"I love how hiking can take you into the wilderness and away from everything, but circumstances surrounding 2020 also meant the trails were more popular than ever, I really wanted to go hiking, but I still wanted to social distance and I didn’t want to contribute to potential overuse of trails," says McLean. "When the first snow came, I did all my favourite trails and hardly saw anyone else. My friends and I were hoping to do the Mantario Trail sometime this fall but the timing was never right between work schedules, quarantine regulations and the weather."
In the first week of December the forcast was favourable, she was able to get time off from Wilderness Supply and with a couple of days of planning and packing everything fell into place.
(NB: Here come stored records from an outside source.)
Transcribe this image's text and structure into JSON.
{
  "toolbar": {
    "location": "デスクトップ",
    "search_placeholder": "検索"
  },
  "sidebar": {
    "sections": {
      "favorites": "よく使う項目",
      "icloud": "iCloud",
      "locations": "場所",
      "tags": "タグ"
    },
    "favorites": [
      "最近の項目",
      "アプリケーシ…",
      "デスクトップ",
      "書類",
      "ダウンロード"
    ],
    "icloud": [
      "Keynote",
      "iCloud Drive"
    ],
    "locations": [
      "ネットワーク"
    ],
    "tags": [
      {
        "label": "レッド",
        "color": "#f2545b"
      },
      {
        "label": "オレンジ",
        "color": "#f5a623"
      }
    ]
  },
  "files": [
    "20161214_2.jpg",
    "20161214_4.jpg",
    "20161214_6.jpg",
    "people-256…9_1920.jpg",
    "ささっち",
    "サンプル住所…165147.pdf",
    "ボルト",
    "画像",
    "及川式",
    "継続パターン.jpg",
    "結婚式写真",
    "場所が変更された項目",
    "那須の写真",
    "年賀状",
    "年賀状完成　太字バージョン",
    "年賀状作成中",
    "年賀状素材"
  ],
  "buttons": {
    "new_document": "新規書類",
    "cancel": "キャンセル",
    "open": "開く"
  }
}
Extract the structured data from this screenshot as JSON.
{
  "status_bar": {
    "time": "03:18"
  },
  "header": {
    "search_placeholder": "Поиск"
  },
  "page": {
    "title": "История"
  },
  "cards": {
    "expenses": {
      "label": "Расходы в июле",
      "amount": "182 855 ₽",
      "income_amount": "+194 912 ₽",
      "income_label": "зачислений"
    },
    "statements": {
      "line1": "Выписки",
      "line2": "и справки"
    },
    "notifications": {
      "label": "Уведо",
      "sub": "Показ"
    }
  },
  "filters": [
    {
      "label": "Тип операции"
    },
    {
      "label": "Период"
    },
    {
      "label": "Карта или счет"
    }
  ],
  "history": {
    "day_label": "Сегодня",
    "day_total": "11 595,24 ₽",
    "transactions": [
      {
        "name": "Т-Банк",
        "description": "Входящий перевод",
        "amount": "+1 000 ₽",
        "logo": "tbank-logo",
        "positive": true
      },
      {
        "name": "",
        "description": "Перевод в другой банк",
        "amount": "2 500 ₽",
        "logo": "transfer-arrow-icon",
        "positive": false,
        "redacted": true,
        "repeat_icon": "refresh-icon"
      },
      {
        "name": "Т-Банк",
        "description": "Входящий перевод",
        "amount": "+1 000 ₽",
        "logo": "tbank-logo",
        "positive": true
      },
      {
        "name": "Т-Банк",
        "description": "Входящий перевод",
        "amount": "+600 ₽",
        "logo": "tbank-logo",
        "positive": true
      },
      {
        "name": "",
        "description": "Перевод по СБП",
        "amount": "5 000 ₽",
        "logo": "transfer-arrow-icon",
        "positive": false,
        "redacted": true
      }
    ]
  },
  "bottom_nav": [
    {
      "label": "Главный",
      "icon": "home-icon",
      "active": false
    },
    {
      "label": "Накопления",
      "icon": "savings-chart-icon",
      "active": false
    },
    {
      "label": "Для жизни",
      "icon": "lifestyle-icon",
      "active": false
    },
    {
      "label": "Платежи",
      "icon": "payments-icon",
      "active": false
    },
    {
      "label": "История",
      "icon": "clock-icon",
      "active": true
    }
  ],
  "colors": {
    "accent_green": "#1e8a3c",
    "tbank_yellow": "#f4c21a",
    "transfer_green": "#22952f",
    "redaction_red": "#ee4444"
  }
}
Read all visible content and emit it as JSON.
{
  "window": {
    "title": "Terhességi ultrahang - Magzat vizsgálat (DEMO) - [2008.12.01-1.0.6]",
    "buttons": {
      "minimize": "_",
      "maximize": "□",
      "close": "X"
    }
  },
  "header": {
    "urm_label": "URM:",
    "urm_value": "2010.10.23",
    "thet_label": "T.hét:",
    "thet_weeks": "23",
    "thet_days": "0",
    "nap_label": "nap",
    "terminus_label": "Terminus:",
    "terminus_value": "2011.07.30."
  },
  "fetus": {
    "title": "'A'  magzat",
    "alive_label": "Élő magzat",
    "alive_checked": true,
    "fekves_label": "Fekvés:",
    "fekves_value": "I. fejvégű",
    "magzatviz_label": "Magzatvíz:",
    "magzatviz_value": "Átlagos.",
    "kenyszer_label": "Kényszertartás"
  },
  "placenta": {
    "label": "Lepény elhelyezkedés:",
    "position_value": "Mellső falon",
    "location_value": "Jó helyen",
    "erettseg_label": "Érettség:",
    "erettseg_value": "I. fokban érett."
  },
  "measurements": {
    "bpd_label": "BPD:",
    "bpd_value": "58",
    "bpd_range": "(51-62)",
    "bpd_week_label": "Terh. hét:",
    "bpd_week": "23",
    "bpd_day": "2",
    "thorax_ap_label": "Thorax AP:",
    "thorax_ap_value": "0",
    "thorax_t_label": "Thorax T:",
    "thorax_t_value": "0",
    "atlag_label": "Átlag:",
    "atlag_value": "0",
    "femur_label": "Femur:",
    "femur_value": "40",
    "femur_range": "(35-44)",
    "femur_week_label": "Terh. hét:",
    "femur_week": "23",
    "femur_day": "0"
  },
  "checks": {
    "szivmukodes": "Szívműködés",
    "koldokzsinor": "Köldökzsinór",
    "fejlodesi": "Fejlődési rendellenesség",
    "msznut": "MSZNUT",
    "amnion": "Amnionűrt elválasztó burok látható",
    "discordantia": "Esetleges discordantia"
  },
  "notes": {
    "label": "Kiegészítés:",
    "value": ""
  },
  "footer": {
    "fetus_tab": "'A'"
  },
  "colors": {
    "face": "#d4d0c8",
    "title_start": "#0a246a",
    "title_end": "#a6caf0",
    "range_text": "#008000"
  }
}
Along with extra layers and warm socks, she brought along a reliable stove and plenty of fuel and an additional sleeping mat for added insulation at night and to sit on or kneel on during the day. The weather was still mild enough in December she didn’t even use a winter-specific tent, and slept in her normal down sleeping bag with a thermal liner. A satellite communication device was also packed — just in case.
A book about dogsledding was also packed, but she shared with a laugh that between hiking and the chores at the campsite she never got a chance to do any reading and a few pages from the book were actually used to start a fire.
Although McLean spotted many animal tracks and anticipated hearing wolves at night, other than a few hoots from the owls and the initially unfamiliar and daunting sound of shifting ice on the lake — which groaned like a moose — she was out there all alone in the wild.
Even an experienced backcountry veteran like McLean wouldn’t hike the Mantario now, in the dead of winter, it’s just too cold, but she really enjoyed the chance to make the trip in December.
The cold doesn’t scare her for day trips though and she still hopes to get out and do some snowshoeing in the Whiteshell or on Lake Winnipeg, and hike in Spruce Woods before spring.
"I love the winter. It’s hard to find the motivation to get outside when it’s so cold, but it helps to set out with a goal or a plan, like trying a new trail or going to a new park," says McLean. "My first time cross-country skiing was in -35C. Sometimes you’ve just got to bundle up and brave the cold. It’s so worth it."
Paul “Willy” Williamson joined the Free Press editorial team in 2007, turning his back on a career as a corrections officer. His motor has been running non-stop ever since.